What is required:
Find all lines in the records that include the word "instances", and copy them out.

Dataset rows describing interfaces:
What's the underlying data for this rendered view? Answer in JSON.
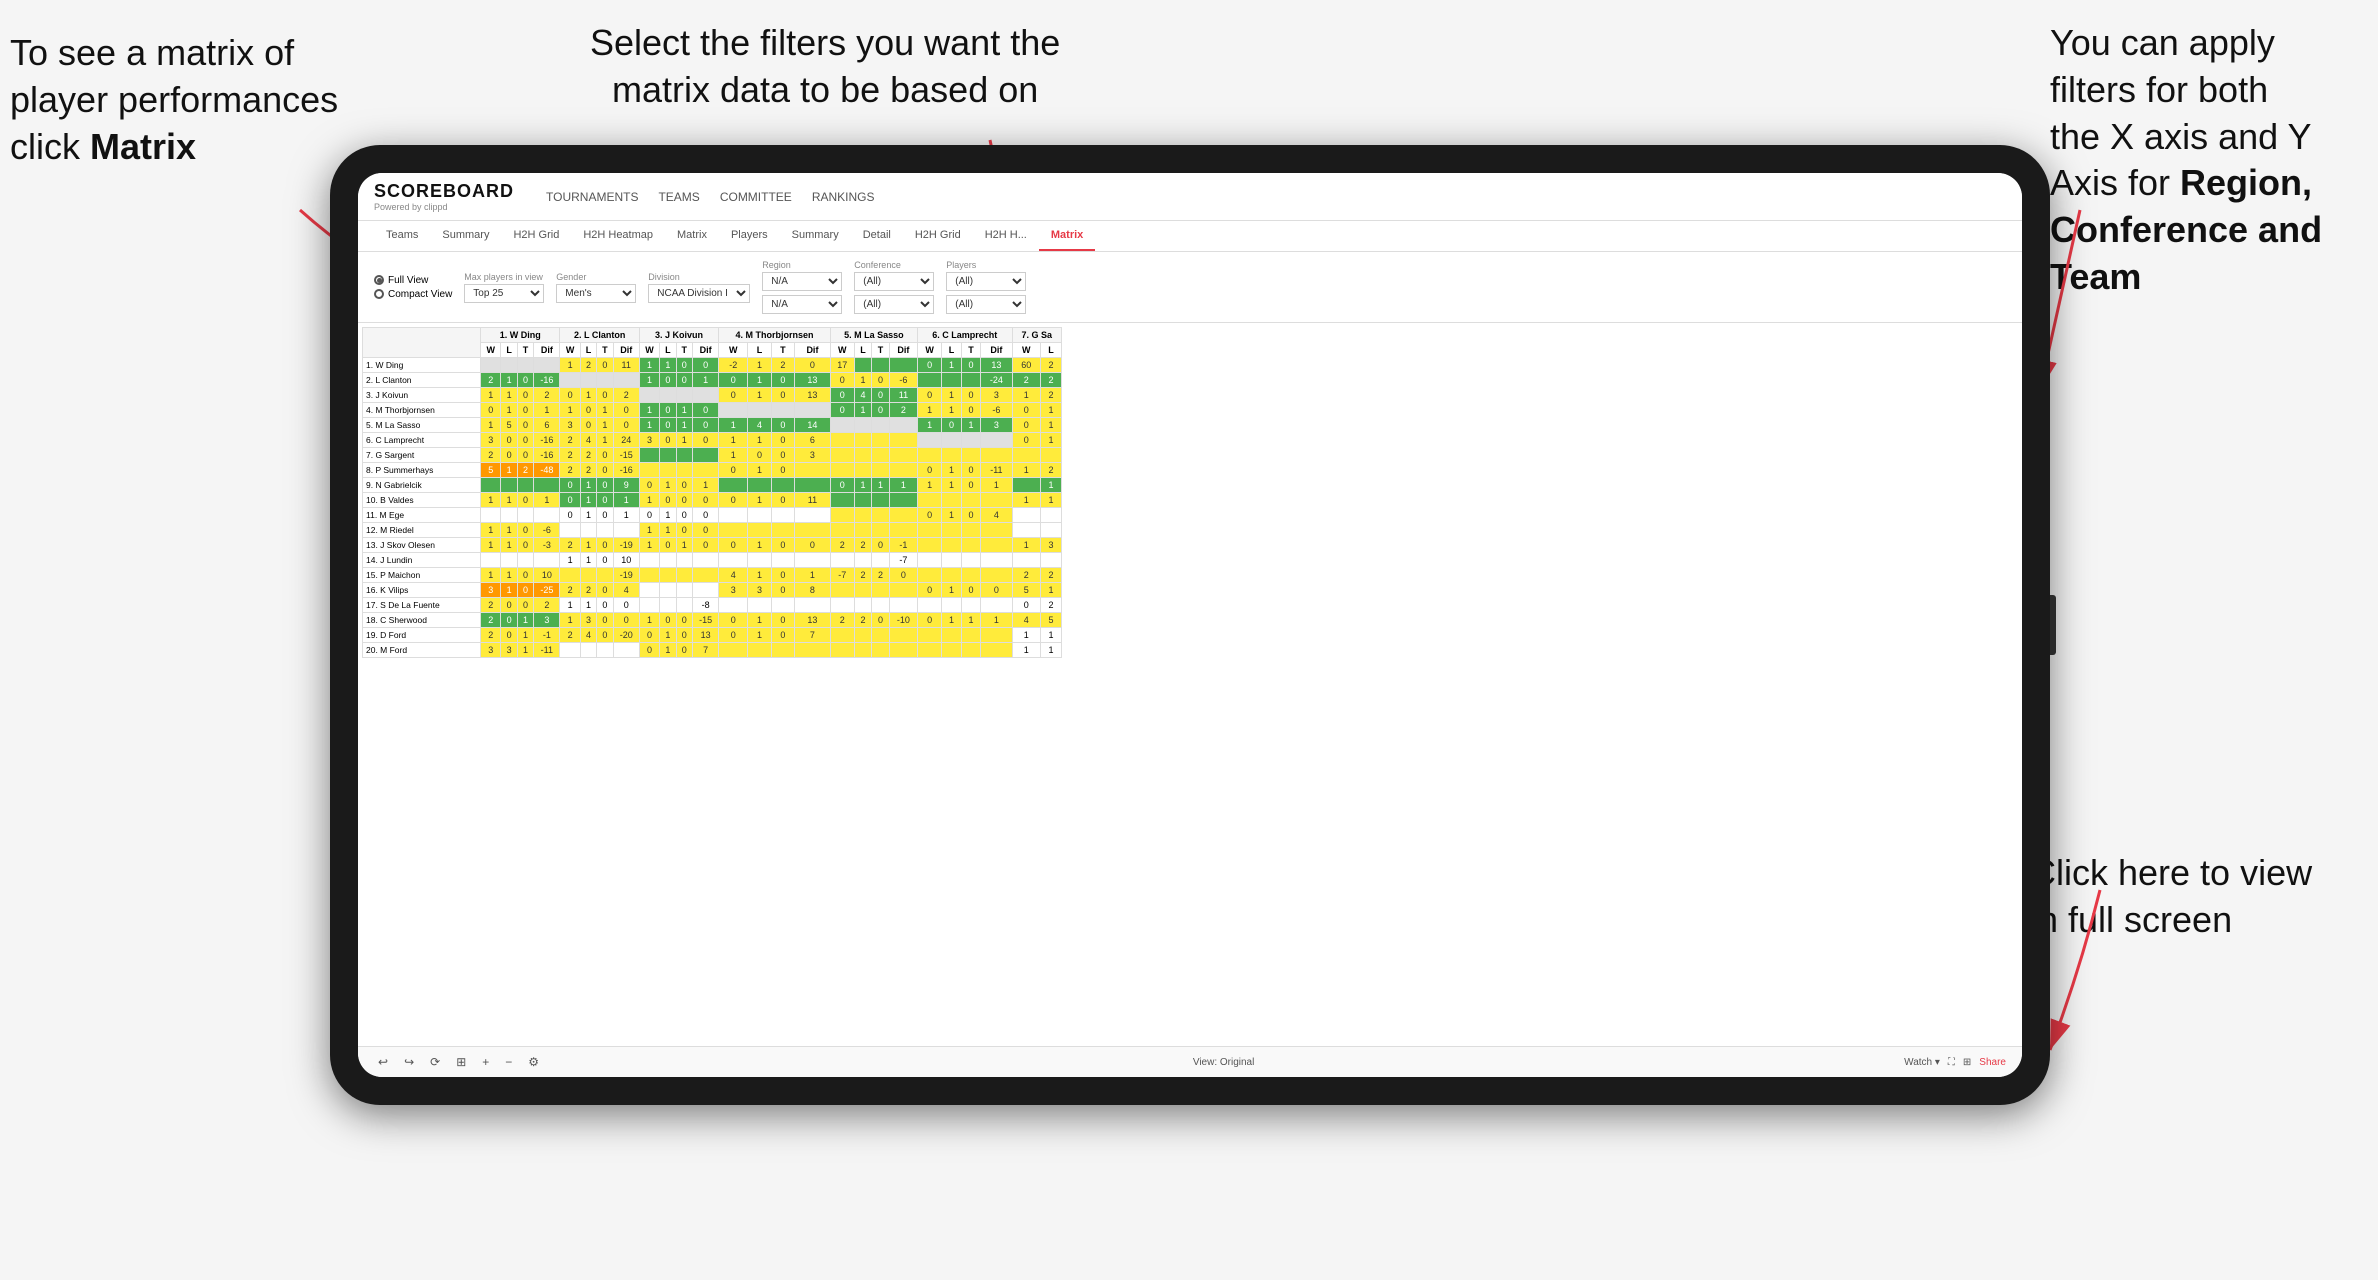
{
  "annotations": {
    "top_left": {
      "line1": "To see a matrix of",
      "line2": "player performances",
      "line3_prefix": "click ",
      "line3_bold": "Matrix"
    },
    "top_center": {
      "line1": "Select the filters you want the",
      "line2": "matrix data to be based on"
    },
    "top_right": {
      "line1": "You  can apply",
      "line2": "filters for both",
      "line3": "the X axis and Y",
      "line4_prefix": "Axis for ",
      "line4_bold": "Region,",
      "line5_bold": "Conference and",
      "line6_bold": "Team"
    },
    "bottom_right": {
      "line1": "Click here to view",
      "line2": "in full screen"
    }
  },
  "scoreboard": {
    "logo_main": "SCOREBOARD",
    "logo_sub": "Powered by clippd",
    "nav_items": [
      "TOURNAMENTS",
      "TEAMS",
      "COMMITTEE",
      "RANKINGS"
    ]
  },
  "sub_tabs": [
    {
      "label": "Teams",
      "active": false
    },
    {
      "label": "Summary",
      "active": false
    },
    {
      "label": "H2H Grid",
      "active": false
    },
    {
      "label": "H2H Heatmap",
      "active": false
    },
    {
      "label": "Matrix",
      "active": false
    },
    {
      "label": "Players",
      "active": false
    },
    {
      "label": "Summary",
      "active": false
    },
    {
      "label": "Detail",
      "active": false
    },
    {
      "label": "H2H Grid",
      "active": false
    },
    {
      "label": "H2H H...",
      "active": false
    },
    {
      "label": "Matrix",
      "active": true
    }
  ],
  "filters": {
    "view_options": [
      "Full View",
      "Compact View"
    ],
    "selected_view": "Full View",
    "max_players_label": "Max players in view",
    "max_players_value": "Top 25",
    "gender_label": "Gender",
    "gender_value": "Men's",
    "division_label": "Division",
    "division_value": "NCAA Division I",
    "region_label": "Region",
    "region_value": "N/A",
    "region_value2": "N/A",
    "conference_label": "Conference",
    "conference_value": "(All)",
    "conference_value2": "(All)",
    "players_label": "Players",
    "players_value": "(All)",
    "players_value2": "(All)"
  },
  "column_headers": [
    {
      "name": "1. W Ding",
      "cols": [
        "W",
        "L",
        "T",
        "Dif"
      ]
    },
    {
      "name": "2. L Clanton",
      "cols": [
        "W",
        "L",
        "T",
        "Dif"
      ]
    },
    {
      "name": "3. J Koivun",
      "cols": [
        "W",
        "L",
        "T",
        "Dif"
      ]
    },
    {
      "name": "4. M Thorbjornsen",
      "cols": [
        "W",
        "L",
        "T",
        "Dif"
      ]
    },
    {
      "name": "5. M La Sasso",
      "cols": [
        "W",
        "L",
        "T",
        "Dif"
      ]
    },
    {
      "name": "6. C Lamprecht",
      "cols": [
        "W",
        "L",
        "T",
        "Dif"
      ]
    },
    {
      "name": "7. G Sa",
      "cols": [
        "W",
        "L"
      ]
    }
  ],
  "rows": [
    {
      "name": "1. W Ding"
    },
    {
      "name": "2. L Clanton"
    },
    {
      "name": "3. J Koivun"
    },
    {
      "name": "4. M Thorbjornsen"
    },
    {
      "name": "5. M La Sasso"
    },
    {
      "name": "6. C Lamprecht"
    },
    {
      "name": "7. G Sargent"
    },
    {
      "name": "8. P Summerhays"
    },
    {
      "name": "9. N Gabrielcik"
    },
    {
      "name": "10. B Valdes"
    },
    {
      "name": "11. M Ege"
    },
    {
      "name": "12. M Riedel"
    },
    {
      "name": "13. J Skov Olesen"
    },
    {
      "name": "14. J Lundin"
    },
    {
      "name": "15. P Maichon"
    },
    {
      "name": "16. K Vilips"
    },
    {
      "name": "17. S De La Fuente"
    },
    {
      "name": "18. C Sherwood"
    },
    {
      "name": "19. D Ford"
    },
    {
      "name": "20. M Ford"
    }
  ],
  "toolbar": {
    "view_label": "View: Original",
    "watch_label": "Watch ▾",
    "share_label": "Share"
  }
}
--
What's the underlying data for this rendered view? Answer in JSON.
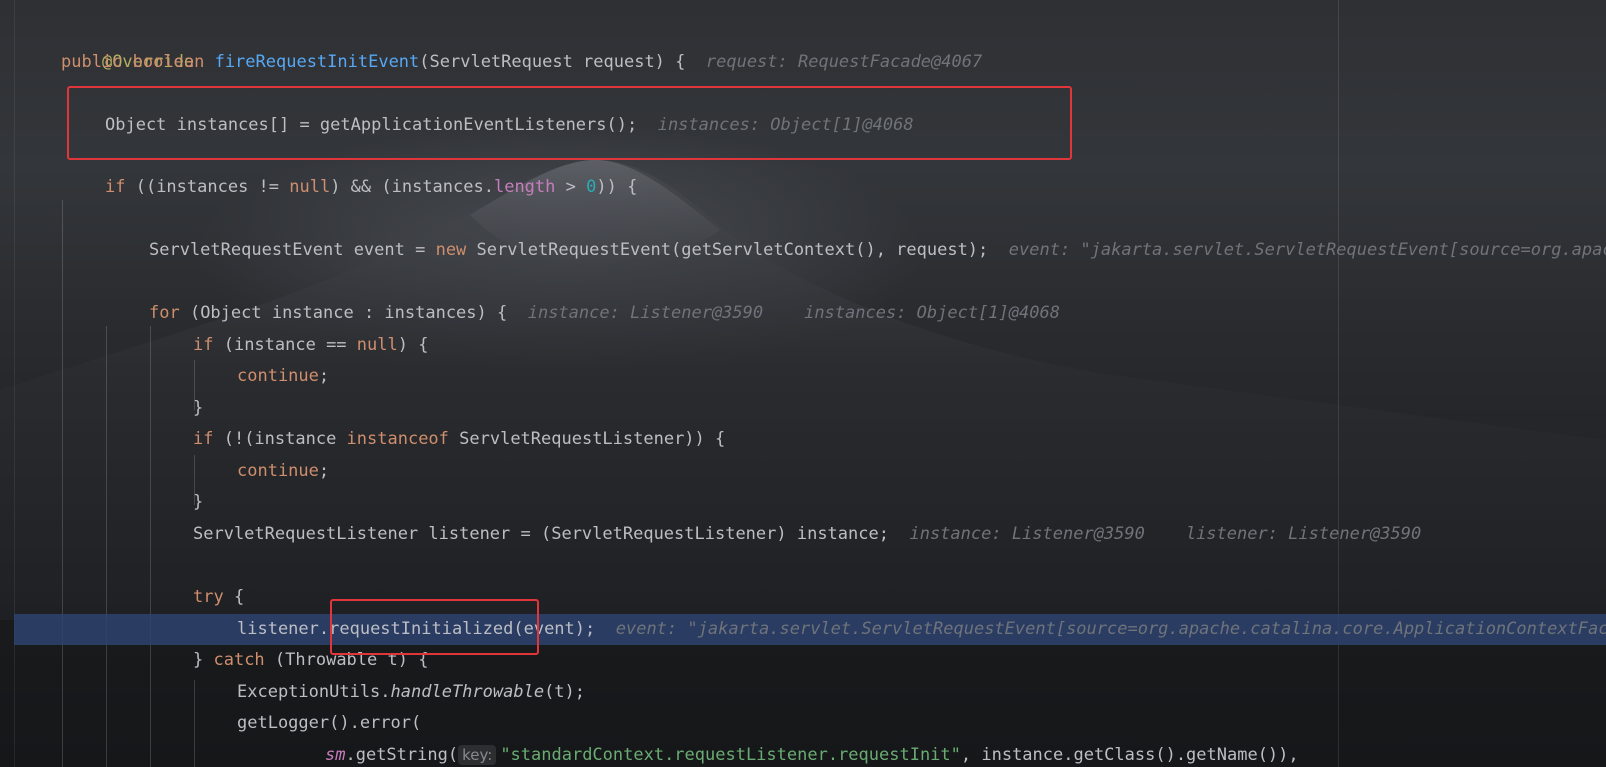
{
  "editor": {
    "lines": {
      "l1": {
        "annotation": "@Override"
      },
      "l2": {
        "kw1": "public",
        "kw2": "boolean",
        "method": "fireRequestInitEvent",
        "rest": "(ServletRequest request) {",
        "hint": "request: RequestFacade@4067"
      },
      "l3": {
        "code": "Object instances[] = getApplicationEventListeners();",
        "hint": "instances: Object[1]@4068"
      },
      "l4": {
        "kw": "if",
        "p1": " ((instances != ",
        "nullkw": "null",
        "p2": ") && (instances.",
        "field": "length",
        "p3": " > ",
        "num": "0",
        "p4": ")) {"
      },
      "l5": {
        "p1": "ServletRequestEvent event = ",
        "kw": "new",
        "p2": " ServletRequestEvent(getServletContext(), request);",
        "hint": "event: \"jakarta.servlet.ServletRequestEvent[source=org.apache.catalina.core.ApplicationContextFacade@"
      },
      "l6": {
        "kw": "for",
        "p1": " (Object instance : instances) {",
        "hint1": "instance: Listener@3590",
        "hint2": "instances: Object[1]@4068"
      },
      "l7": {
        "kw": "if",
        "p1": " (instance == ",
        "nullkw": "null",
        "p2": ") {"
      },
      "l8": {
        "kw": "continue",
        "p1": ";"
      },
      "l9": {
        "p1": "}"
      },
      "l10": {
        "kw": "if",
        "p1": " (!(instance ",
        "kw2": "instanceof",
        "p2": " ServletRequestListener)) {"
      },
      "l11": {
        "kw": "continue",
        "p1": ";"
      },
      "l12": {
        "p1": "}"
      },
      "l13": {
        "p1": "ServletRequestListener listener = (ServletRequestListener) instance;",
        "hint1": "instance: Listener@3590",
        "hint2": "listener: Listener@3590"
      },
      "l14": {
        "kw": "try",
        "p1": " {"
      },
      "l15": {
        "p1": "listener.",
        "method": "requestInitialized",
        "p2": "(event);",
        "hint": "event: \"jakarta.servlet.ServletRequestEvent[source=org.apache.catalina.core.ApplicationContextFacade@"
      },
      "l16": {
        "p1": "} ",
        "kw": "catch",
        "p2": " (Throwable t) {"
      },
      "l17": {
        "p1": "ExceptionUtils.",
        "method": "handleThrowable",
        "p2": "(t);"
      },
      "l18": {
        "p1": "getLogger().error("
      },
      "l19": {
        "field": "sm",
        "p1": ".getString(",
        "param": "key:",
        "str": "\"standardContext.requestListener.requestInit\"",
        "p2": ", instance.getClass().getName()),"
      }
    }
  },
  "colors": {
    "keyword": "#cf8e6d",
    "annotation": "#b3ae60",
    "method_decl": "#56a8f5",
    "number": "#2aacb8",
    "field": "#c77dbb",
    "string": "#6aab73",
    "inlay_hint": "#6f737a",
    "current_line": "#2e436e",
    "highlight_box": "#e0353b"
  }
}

Answer for this exercise:
        "code": "Object instances[] = getApplicationEventListeners();",
        "hint": "instances: Object[1]@4068"
        "p1": " ((instances != ",
        "p2": ") && (instances.",
        "p1": " (Object instance : instances) {",
        "hint2": "instances: Object[1]@4068"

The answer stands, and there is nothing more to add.